January 16, 2014
There’s nothing like waiting until the very last minute to check off that final to-do on your 2013 new year’s resolutions list. For 2013, the B Corp team within the MaRS Centre for Impact Investing had committed to seeing the total number of Canadian B Corp certifications reach the century mark and, evidently, we paced ourselves perfectly.
Starting things off early with the certification of MaRS client ChangeIt and wrapping things up with a flurry of activity on December 31, 2013, we saw the total number of Canadian B Corps grow by nearly 65% in 2013 (from 61 to 100) and stretch across Canada from east to west, with representation now hailing from Nova Scotia, Quebec, Ontario, Manitoba, Alberta and British Columbia. These 100 Canadian B Corps represent over 10% of the 910 global B Corps across 60 industries in 29 countries and they’re currently the largest cluster outside of the United States.
Joyce Sou, MaRS CII’s benefit corporation manager, remembers her first Greater Toronto Area B Corp gathering in 2011. “We could all fit around a table at Mercatto,” she says.
On the occasion of passing the 100 mark, Joyce reflected on being inspired by the new members and the continued passion behind the B Corp movement. “In the next few years, I believe we will see more of the unusual suspects join in the conversation of doing well by doing good.”
Barry Martin, principal of Hypenotic, a founding Canadian B Corp, was around the restaurant table with Joyce in 2011. His reflection has really helped to put this milestone in perspective: “When there’s one of you, you’re an anomaly. When there are 10 of you, you’re the fringe. When you get to a hundred companies, you’re into movement territory,” he says.
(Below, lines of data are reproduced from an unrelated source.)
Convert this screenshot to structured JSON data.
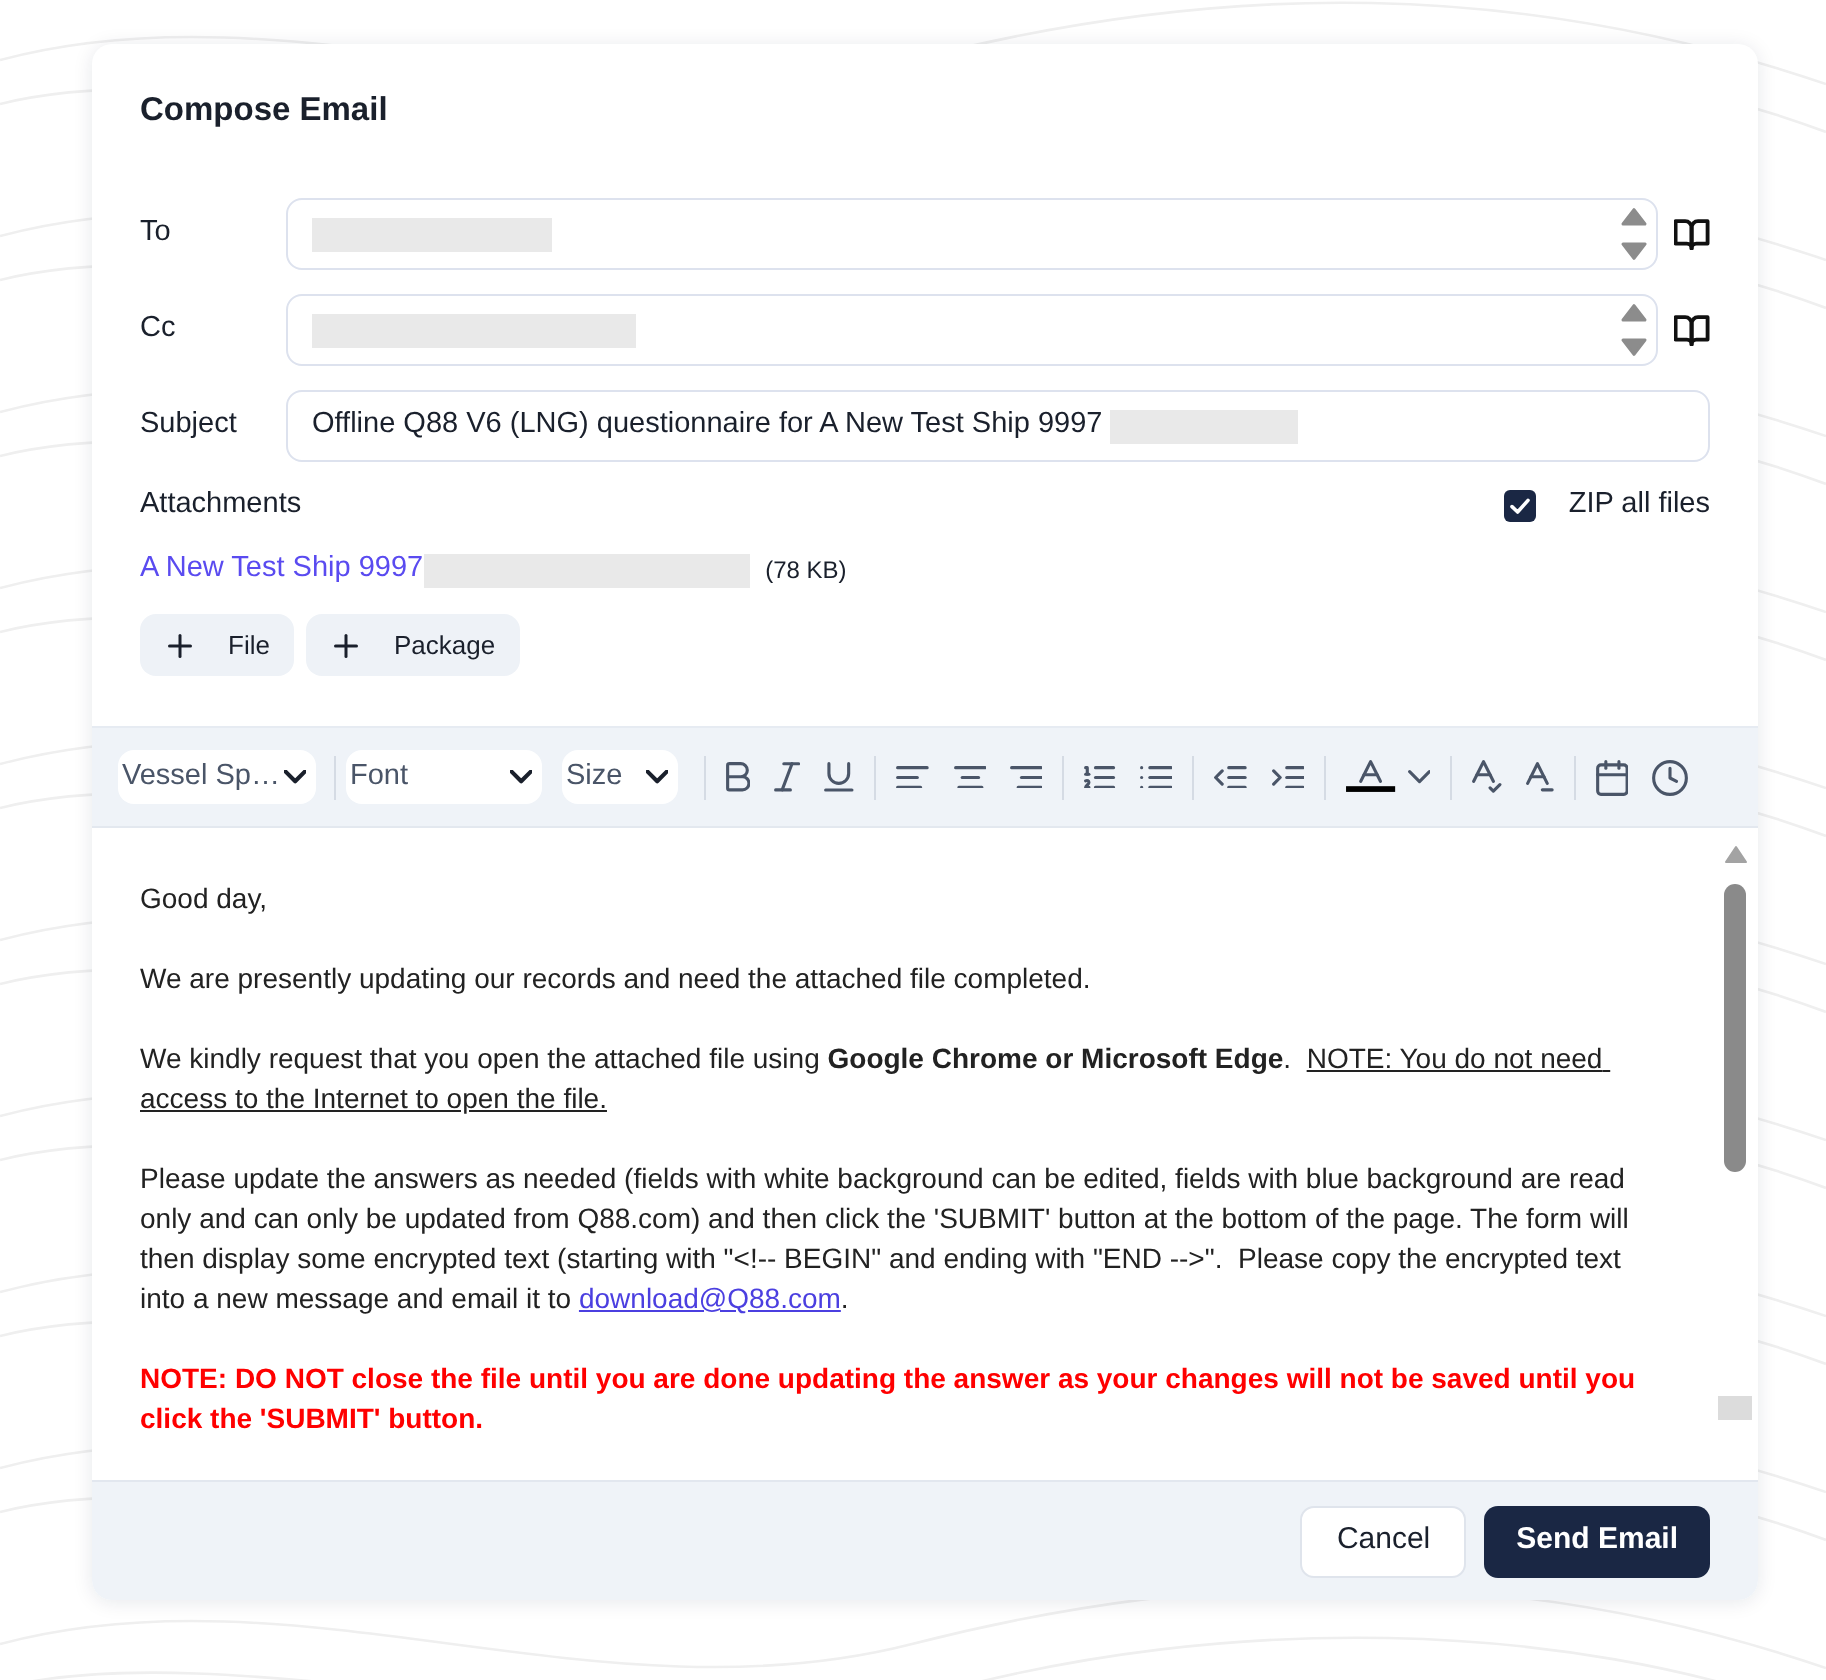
{
  "dialog": {
    "title": "Compose Email"
  },
  "fields": [
    {
      "kind": "address",
      "label": "To",
      "redacted": true
    },
    {
      "kind": "address",
      "label": "Cc",
      "redacted": true
    },
    {
      "kind": "text",
      "label": "Subject",
      "value": "Offline Q88 V6 (LNG) questionnaire for A New Test Ship 9997",
      "redacted": true
    }
  ],
  "attachments": {
    "label": "Attachments",
    "zip_all": {
      "label": "ZIP all files",
      "checked": true
    },
    "files": [
      {
        "name": "A New Test Ship 9997",
        "redacted": true,
        "size": "(78 KB)"
      }
    ],
    "add_buttons": [
      "File",
      "Package"
    ]
  },
  "toolbar": {
    "dropdowns": [
      "Vessel Sp…",
      "Font",
      "Size"
    ]
  },
  "message": {
    "paragraphs": [
      {
        "kind": "normal",
        "runs": [
          {
            "kind": "plain",
            "text": "Good day,"
          }
        ]
      },
      {
        "kind": "normal",
        "runs": [
          {
            "kind": "plain",
            "text": "We are presently updating our records and need the attached file completed."
          }
        ]
      },
      {
        "kind": "normal",
        "runs": [
          {
            "kind": "plain",
            "text": "We kindly request that you open the attached file using "
          },
          {
            "kind": "bold",
            "text": "Google Chrome or Microsoft Edge"
          },
          {
            "kind": "plain",
            "text": ".  "
          },
          {
            "kind": "underline",
            "text": "NOTE: You do not need access to the Internet to open the file."
          }
        ]
      },
      {
        "kind": "normal",
        "runs": [
          {
            "kind": "plain",
            "text": "Please update the answers as needed (fields with white background can be edited, fields with blue background are read only and can only be updated from Q88.com) and then click the 'SUBMIT' button at the bottom of the page. The form will then display some encrypted text (starting with \"<!-- BEGIN\" and ending with \"END -->\".  Please copy the encrypted text into a new message and email it to "
          },
          {
            "kind": "link",
            "text": "download@Q88.com"
          },
          {
            "kind": "plain",
            "text": "."
          }
        ]
      },
      {
        "kind": "warning",
        "runs": [
          {
            "kind": "plain",
            "text": "NOTE: DO NOT close the file until you are done updating the answer as your changes will not be saved until you click the 'SUBMIT' button."
          }
        ]
      }
    ]
  },
  "footer": {
    "buttons": [
      {
        "kind": "secondary",
        "label": "Cancel"
      },
      {
        "kind": "primary",
        "label": "Send Email"
      }
    ]
  }
}
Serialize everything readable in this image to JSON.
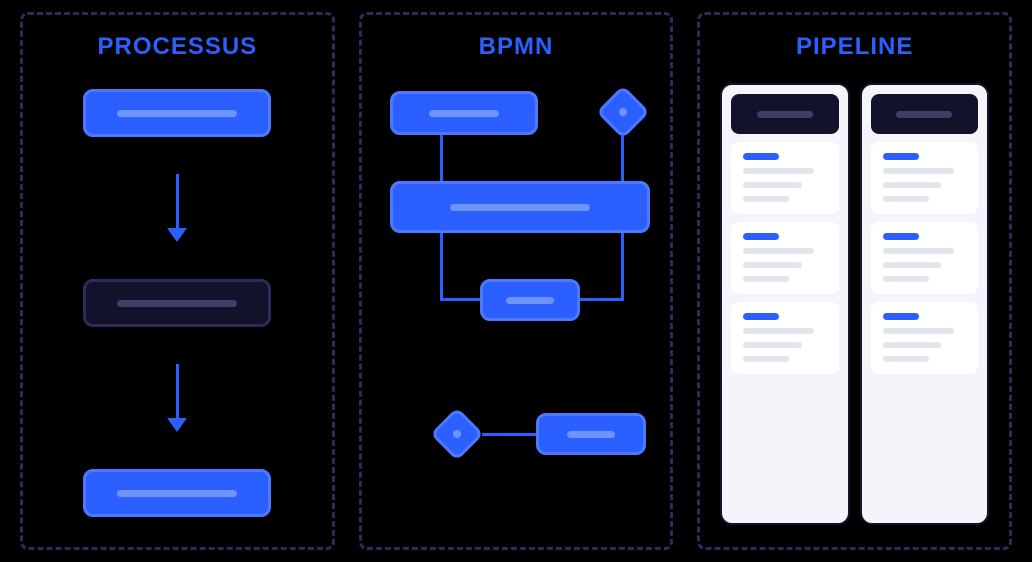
{
  "panels": {
    "processus": {
      "title": "PROCESSUS"
    },
    "bpmn": {
      "title": "BPMN"
    },
    "pipeline": {
      "title": "PIPELINE"
    }
  }
}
“In hindsight, all the best ideas seem obvious, but it takes enough people working together to make new ideas first visible and then commonplace. I’m really excited about the momentum that the idea of B Corp has garnered and am seriously looking forward to what we can do as we build a critical mass. Imagine a business lobby of organizations that include metrics for the long-term benefit of their community, ecology and economy. It’s an increasingly closer reality.”
Here are some thoughts on B Corp from (some of) the class of 2013.
“Becoming a better and more responsible business is a process. Even an ocean of goodwill is not enough. By becoming a B Corp we are challenging ourselves and the world to judge us by a higher standard.”
— Ran Goel, Fresh City Farms
“It’s simply not enough to say you’re a ‘good’ company. There must be accountability.”
— Ryan Taylor, Fair Trade Jewellery Co.
“Business has a duty to respond creatively to social and environmental challenges.”
— Andrew Boardman, Manoverboard
“B Corp certification is about making a public commitment to maintaining our high ethical standards and to being open and honest with the people in our communities who buy our beer.”
— Steve Beauchesne, Beau’s All Natural Brewing Co.
“The [B Corp] designation provides companies with access to a community of like-minded organizations in their own industry and others. It creates opportunities for positive partnerships and the chance to be a part of a growing movement in redefining success in business.”
— Mike Winterfield, Traction On Demand
In 2014, the MaRS Centre for Impact Investing will continue to work with executives, owners, employees, shareholders, pensioners, voters, taxpayers and governments to demand quantifiable measures like B Corp certification and then build, hire, apply, trade, invest, advocate and buy accordingly. Together, we will redefine success in business.
Interested in learning more about B Corps and impact investing?